(Website and app data records)
>>>>>

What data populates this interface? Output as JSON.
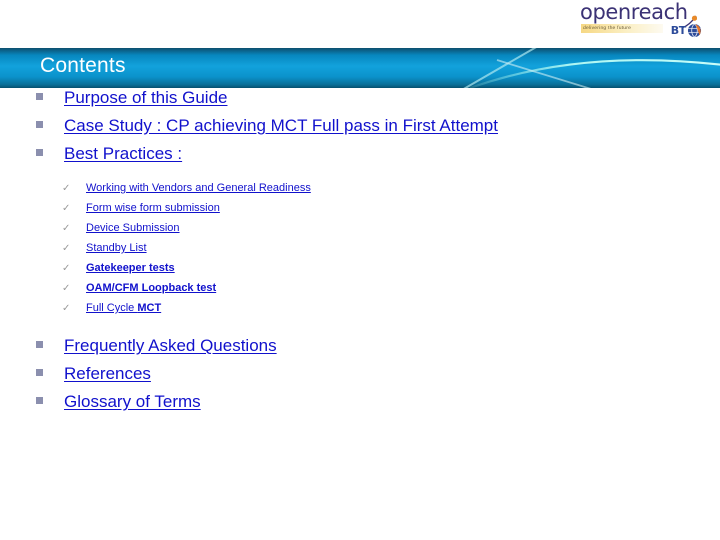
{
  "logo": {
    "brand": "openreach",
    "tagline": "delivering the future",
    "parent_brand": "BT",
    "swoosh_icon": "openreach-swoosh-icon",
    "globe_icon": "bt-globe-icon"
  },
  "header": {
    "title": "Contents"
  },
  "slide": {
    "items": [
      {
        "level": 1,
        "marker": "square-bullet",
        "label": "Purpose of this Guide",
        "bold": false
      },
      {
        "level": 1,
        "marker": "square-bullet",
        "label": "Case Study : CP achieving MCT Full pass in First Attempt",
        "bold": false
      },
      {
        "level": 1,
        "marker": "square-bullet",
        "label": "Best Practices :",
        "bold": false
      },
      {
        "level": 2,
        "marker": "check-bullet",
        "marker_glyph": "✓",
        "label": "Working with Vendors and General Readiness",
        "bold": false
      },
      {
        "level": 2,
        "marker": "check-bullet",
        "marker_glyph": "✓",
        "label": "Form wise form submission",
        "bold": false
      },
      {
        "level": 2,
        "marker": "check-bullet",
        "marker_glyph": "✓",
        "label": "Device Submission",
        "bold": false
      },
      {
        "level": 2,
        "marker": "check-bullet",
        "marker_glyph": "✓",
        "label": "Standby List",
        "bold": false
      },
      {
        "level": 2,
        "marker": "check-bullet",
        "marker_glyph": "✓",
        "label": "Gatekeeper tests",
        "bold": true
      },
      {
        "level": 2,
        "marker": "check-bullet",
        "marker_glyph": "✓",
        "label": "OAM/CFM Loopback test",
        "bold": true
      },
      {
        "level": 2,
        "marker": "check-bullet",
        "marker_glyph": "✓",
        "label_plain": "Full Cycle ",
        "label_bold": "MCT",
        "label": "Full Cycle MCT",
        "bold": false,
        "mixed": true
      },
      {
        "level": 1,
        "marker": "square-bullet",
        "label": "Frequently Asked Questions",
        "bold": false
      },
      {
        "level": 1,
        "marker": "square-bullet",
        "label": "References",
        "bold": false
      },
      {
        "level": 1,
        "marker": "square-bullet",
        "label": "Glossary of Terms",
        "bold": false
      }
    ]
  },
  "colors": {
    "link": "#1111cc",
    "band_primary": "#12a2dc",
    "band_dark": "#06506f",
    "bullet_square": "#8b8fae",
    "bullet_check": "#9a9a9a",
    "brand_purple": "#3b3275",
    "bt_blue": "#2d4b9a",
    "strip_yellow": "#f6d884"
  }
}
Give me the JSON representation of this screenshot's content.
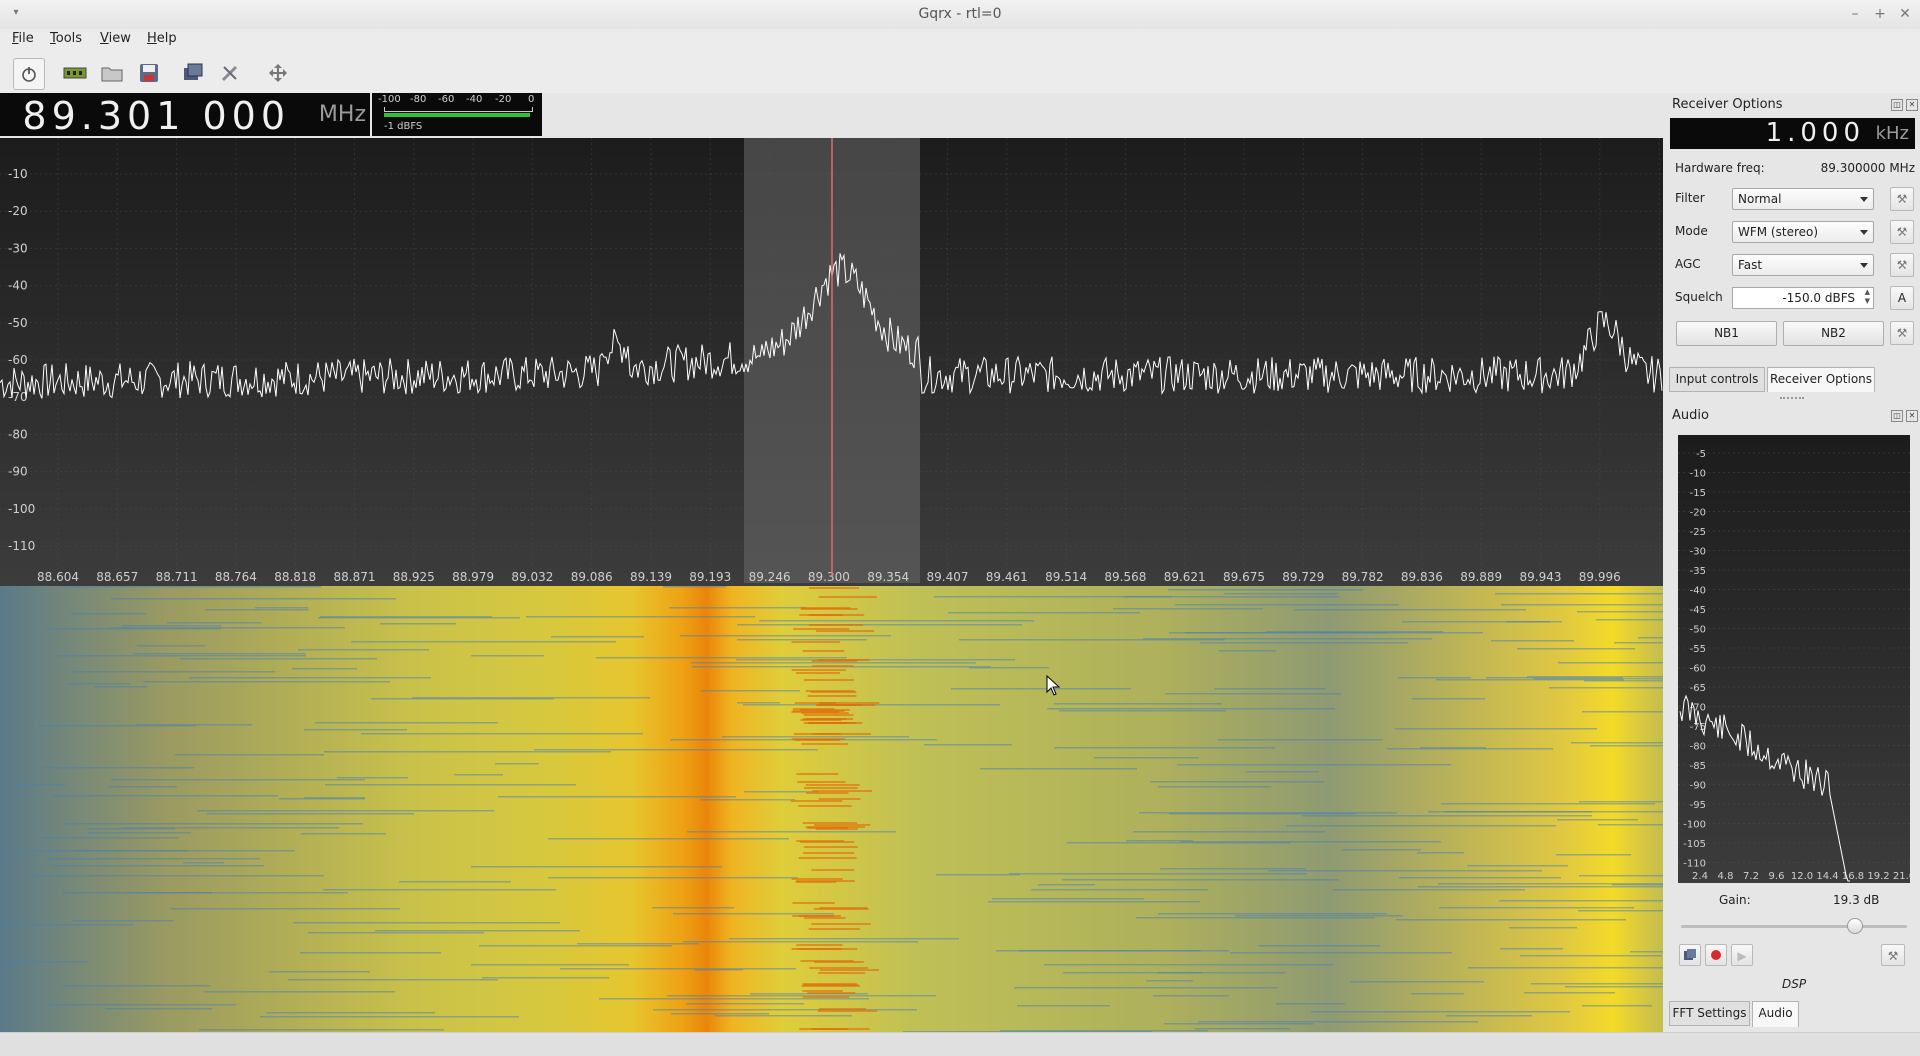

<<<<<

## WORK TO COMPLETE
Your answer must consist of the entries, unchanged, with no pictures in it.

## TASK SOLUTION
What data populates this interface? Output as JSON.
{
  "logo": {
    "brand": "openreach",
    "tagline": "delivering the future",
    "parent_brand": "BT",
    "swoosh_icon": "openreach-swoosh-icon",
    "globe_icon": "bt-globe-icon"
  },
  "header": {
    "title": "Contents"
  },
  "slide": {
    "items": [
      {
        "level": 1,
        "marker": "square-bullet",
        "label": "Purpose of this Guide",
        "bold": false
      },
      {
        "level": 1,
        "marker": "square-bullet",
        "label": "Case Study : CP achieving MCT Full pass in First Attempt",
        "bold": false
      },
      {
        "level": 1,
        "marker": "square-bullet",
        "label": "Best Practices :",
        "bold": false
      },
      {
        "level": 2,
        "marker": "check-bullet",
        "marker_glyph": "✓",
        "label": "Working with Vendors and General Readiness",
        "bold": false
      },
      {
        "level": 2,
        "marker": "check-bullet",
        "marker_glyph": "✓",
        "label": "Form wise form submission",
        "bold": false
      },
      {
        "level": 2,
        "marker": "check-bullet",
        "marker_glyph": "✓",
        "label": "Device Submission",
        "bold": false
      },
      {
        "level": 2,
        "marker": "check-bullet",
        "marker_glyph": "✓",
        "label": "Standby List",
        "bold": false
      },
      {
        "level": 2,
        "marker": "check-bullet",
        "marker_glyph": "✓",
        "label": "Gatekeeper tests",
        "bold": true
      },
      {
        "level": 2,
        "marker": "check-bullet",
        "marker_glyph": "✓",
        "label": "OAM/CFM Loopback test",
        "bold": true
      },
      {
        "level": 2,
        "marker": "check-bullet",
        "marker_glyph": "✓",
        "label_plain": "Full Cycle ",
        "label_bold": "MCT",
        "label": "Full Cycle MCT",
        "bold": false,
        "mixed": true
      },
      {
        "level": 1,
        "marker": "square-bullet",
        "label": "Frequently Asked Questions",
        "bold": false
      },
      {
        "level": 1,
        "marker": "square-bullet",
        "label": "References",
        "bold": false
      },
      {
        "level": 1,
        "marker": "square-bullet",
        "label": "Glossary of Terms",
        "bold": false
      }
    ]
  },
  "colors": {
    "link": "#1111cc",
    "band_primary": "#12a2dc",
    "band_dark": "#06506f",
    "bullet_square": "#8b8fae",
    "bullet_check": "#9a9a9a",
    "brand_purple": "#3b3275",
    "bt_blue": "#2d4b9a",
    "strip_yellow": "#f6d884"
  }
}
Give me the JSON representation of this screenshot's content.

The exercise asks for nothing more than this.